#### Task instructions
Reproduce each entry exactly as it reads. Leave the images out.

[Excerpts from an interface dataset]
+ + + +

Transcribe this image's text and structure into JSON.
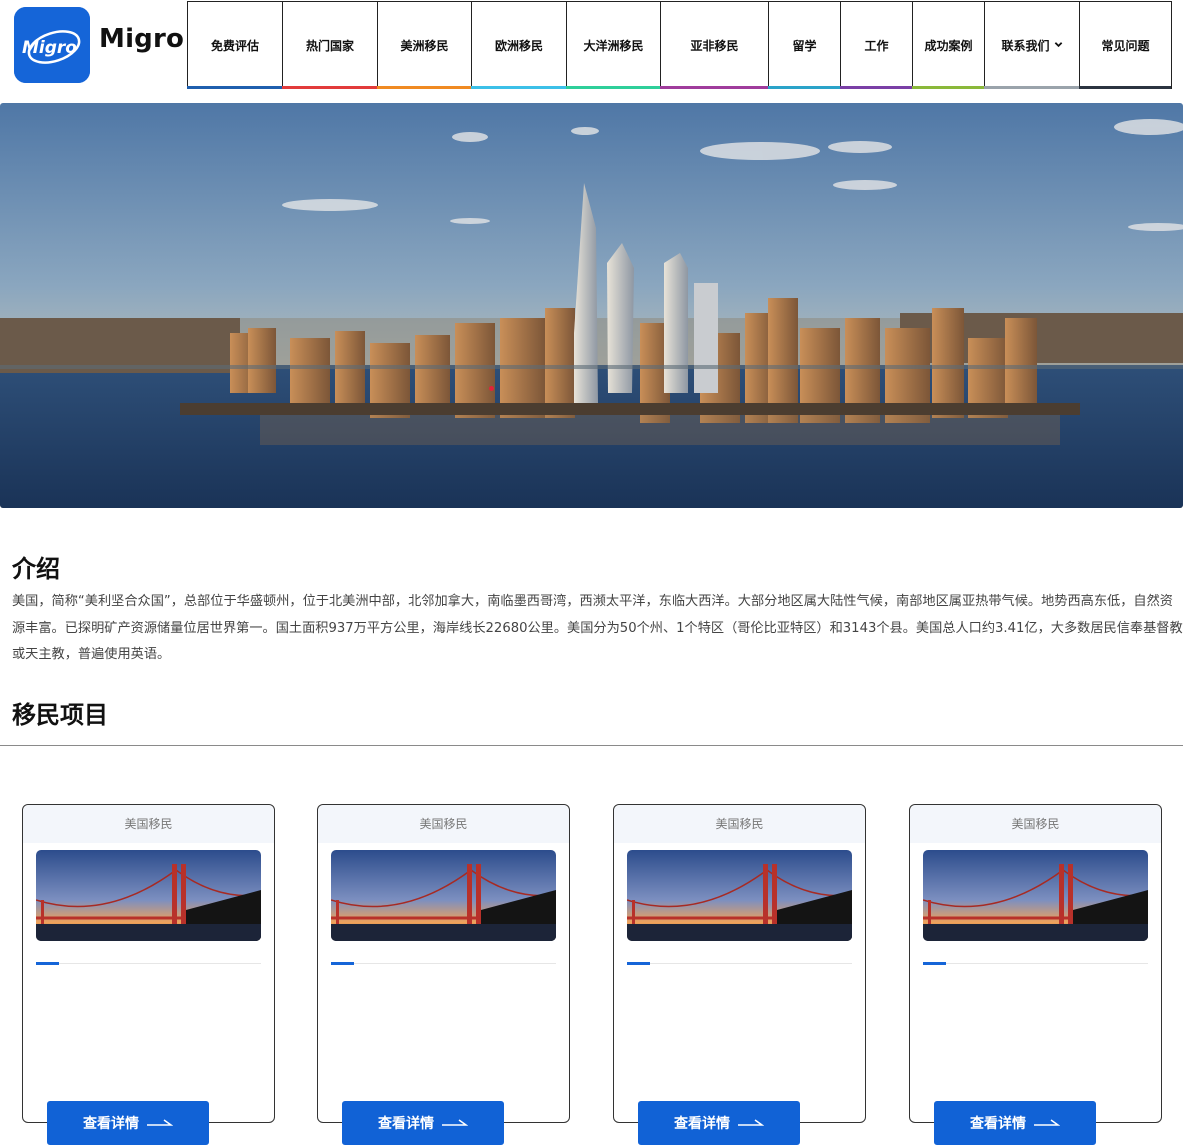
{
  "brand": {
    "name": "Migro",
    "logo_text": "Migro"
  },
  "nav": {
    "items": [
      {
        "label": "免费评估",
        "accent": "#1f5fae"
      },
      {
        "label": "热门国家",
        "accent": "#e23b3b"
      },
      {
        "label": "美洲移民",
        "accent": "#f08a22"
      },
      {
        "label": "欧洲移民",
        "accent": "#3cc0e8"
      },
      {
        "label": "大洋洲移民",
        "accent": "#2fcf9a"
      },
      {
        "label": "亚非移民",
        "accent": "#a03c9c"
      },
      {
        "label": "留学",
        "accent": "#2aa3c9"
      },
      {
        "label": "工作",
        "accent": "#7a3fa6"
      },
      {
        "label": "成功案例",
        "accent": "#8ab83a"
      },
      {
        "label": "联系我们",
        "accent": "#9aa3ab",
        "has_dropdown": true,
        "icon": "chevron-down-icon"
      },
      {
        "label": "常见问题",
        "accent": "#2b3440"
      }
    ]
  },
  "intro": {
    "title": "介绍",
    "text": "美国，简称“美利坚合众国”，总部位于华盛顿州，位于北美洲中部，北邻加拿大，南临墨西哥湾，西濒太平洋，东临大西洋。大部分地区属大陆性气候，南部地区属亚热带气候。地势西高东低，自然资源丰富。已探明矿产资源储量位居世界第一。国土面积937万平方公里，海岸线长22680公里。美国分为50个州、1个特区（哥伦比亚特区）和3143个县。美国总人口约3.41亿，大多数居民信奉基督教或天主教，普遍使用英语。"
  },
  "projects": {
    "title": "移民项目",
    "cards": [
      {
        "category": "美国移民",
        "button": "查看详情"
      },
      {
        "category": "美国移民",
        "button": "查看详情"
      },
      {
        "category": "美国移民",
        "button": "查看详情"
      },
      {
        "category": "美国移民",
        "button": "查看详情"
      }
    ]
  },
  "colors": {
    "brand_blue": "#1565d8",
    "button_blue": "#1162d6"
  }
}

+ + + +

#### Written reply
Transcribe this image's text and structure into JSON.
{
  "brand": {
    "name": "Migro",
    "logo_text": "Migro"
  },
  "nav": {
    "items": [
      {
        "label": "免费评估",
        "accent": "#1f5fae"
      },
      {
        "label": "热门国家",
        "accent": "#e23b3b"
      },
      {
        "label": "美洲移民",
        "accent": "#f08a22"
      },
      {
        "label": "欧洲移民",
        "accent": "#3cc0e8"
      },
      {
        "label": "大洋洲移民",
        "accent": "#2fcf9a"
      },
      {
        "label": "亚非移民",
        "accent": "#a03c9c"
      },
      {
        "label": "留学",
        "accent": "#2aa3c9"
      },
      {
        "label": "工作",
        "accent": "#7a3fa6"
      },
      {
        "label": "成功案例",
        "accent": "#8ab83a"
      },
      {
        "label": "联系我们",
        "accent": "#9aa3ab",
        "has_dropdown": true,
        "icon": "chevron-down-icon"
      },
      {
        "label": "常见问题",
        "accent": "#2b3440"
      }
    ]
  },
  "intro": {
    "title": "介绍",
    "text": "美国，简称“美利坚合众国”，总部位于华盛顿州，位于北美洲中部，北邻加拿大，南临墨西哥湾，西濒太平洋，东临大西洋。大部分地区属大陆性气候，南部地区属亚热带气候。地势西高东低，自然资源丰富。已探明矿产资源储量位居世界第一。国土面积937万平方公里，海岸线长22680公里。美国分为50个州、1个特区（哥伦比亚特区）和3143个县。美国总人口约3.41亿，大多数居民信奉基督教或天主教，普遍使用英语。"
  },
  "projects": {
    "title": "移民项目",
    "cards": [
      {
        "category": "美国移民",
        "button": "查看详情"
      },
      {
        "category": "美国移民",
        "button": "查看详情"
      },
      {
        "category": "美国移民",
        "button": "查看详情"
      },
      {
        "category": "美国移民",
        "button": "查看详情"
      }
    ]
  },
  "colors": {
    "brand_blue": "#1565d8",
    "button_blue": "#1162d6"
  }
}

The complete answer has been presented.